A Leeds MP has said more still needs to be done to protect leaseholders from the “nightmare” of unsafe cladding, on the eve of the fourth anniversary of the Grenfell Tower disaster.
Leeds Central MP Hilary Benn (Lab) says that despite moves from the Government earlier this year to protect the leaseholders of flats, thousands are still faced with the crippling costs of replacing potentially flammable cladding on the sides of their homes.
He added, however, that a growing number of MPs from Prime Minister Boris Johnson’s own party were beginning to side with campaigners calling for the Government to force developers to foot the bill when it comes to making their constructions safe.
Mr Benn said: “Four years on from Grenfell – a terrible tragedy – there are thousands of people in Leeds and Yorkshire living in buildings with dangerous cladding.
“They are paying for waking watches, some of them are getting demands for payment. Their flats are worthless, they haven’t got the money and they are in no way responsible for the situation.”

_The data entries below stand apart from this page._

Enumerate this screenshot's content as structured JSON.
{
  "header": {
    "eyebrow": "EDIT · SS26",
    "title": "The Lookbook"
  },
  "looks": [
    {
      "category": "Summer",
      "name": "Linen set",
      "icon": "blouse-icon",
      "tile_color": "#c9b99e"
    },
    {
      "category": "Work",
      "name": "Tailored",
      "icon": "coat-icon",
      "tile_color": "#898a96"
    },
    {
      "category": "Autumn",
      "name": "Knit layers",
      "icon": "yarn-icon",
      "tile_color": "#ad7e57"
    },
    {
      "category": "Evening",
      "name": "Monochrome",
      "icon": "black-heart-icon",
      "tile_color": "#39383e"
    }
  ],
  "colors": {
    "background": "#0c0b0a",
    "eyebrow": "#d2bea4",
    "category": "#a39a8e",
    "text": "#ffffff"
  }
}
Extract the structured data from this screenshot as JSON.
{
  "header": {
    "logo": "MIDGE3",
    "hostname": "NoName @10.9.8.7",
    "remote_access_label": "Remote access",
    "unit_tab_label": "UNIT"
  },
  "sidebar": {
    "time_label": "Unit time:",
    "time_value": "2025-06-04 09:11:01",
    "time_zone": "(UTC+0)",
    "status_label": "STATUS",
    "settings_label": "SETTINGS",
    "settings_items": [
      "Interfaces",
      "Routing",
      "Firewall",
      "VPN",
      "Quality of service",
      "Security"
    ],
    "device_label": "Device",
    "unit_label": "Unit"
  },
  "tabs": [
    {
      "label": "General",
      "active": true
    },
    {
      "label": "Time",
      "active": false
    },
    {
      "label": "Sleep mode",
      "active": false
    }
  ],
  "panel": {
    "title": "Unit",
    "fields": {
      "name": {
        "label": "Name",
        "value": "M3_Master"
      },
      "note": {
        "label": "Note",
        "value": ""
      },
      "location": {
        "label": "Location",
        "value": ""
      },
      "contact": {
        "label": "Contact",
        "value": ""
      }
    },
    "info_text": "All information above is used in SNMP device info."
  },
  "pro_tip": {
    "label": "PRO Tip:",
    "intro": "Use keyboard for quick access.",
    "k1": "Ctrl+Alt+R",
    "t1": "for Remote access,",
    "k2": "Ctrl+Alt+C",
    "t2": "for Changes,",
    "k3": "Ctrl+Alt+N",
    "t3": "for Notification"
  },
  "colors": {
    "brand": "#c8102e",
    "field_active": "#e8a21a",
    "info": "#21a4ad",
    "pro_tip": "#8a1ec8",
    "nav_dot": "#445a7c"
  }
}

In the case of most flats, the owner buys a lease on their individual home for a certain number of years. The building itself – known as the freehold – is often owned by a landlord or management company, which can collect fees from leaseholders for maintenance and upkeep of the building.
Since Mr Benn and campaigners called for more help back in January, housing secretary Robert Jenrick said the Government would fully fund the leaseholder costs of replacing unsafe cladding in residential buildings in England that are taller than 18 metres – around six storeys.
In a statement in February, Mr Jenrick added that leaseholders in lower-rise buildings would be offered long-term, low interest, government-backed loans to replace cladding.
But Mr Benn said he believes the Government has not gone far enough, adding: “The Government has helped fix half of the problem. You can’t make a building half safe.
“Leaseholders shouldn’t have to pay anything, but another problem is that loads of these buildings, when they have taken off the outside and started to peer inside, they have discovered other problems, like missing fire breaks, flammable insulation and wooden balconies.
“Who is going to pay to fix all of those things? Leaseholders still don’t have the money. Their flats are worthless, they can’t borrow against them.
“It is shocking that four years after Grenfell, so many innocent leaseholders are still in this position.
“The Government should come forward and put money up to fix all of these problems and then seek to recover the costs from the freeholders, developers and the building industry in general.
“There are some buildings where they are getting on with replacing the cladding – in some cases developers have accepted responsibility or insurers are paying up.
“But there are still a lot of people in a terrible hole not of their own making.”
Mr Benn said developers building high rise residential blocks without proper fire safety breaks would usually be open to legal action, but this often is too difficult for leaseholders to pursue.
He said: “The problem is, are they still around to be sued? Leaseholders don’t have the money to sue anybody and it takes years – people don’t have years. They are paid extra costs.”
It is believed amendments are set to be proposed for the upcoming Building Safety Bill, in order to set in law the principle that leaseholders should not have to pay for replacement cladding.
Mr Benn claimed a growing number of MPs from all parties were beginning to side with leaseholders on the issue.
“There is a growing number of Conservative MPs who are supporting the campaign,” he said. “The Government is under pressure, but we haven’t yet got a majority to say leaseholders aren’t going to pay.”
Back in February, the Housing Secretary also announced plans to introduce a developer levy, which would apply when developers seek permission to develop certain high-rise buildings in England.
He also announced a new tax to be introduced to raise at least £2bn over a decade to help pay for cladding remediation costs.
Mr Jenrick said: “The tax will ensure that the largest property developers make a fair contribution to the remediation programme, reflecting the benefit they will derive from restoring confidence to the UK housing market. The Government will consult on the policy design in due course.
“The Government will protect future generations from similar mistakes by bringing forward legislation this year to tighten the regulation of building safety and to review the construction products regime to prevent malpractice arising again.”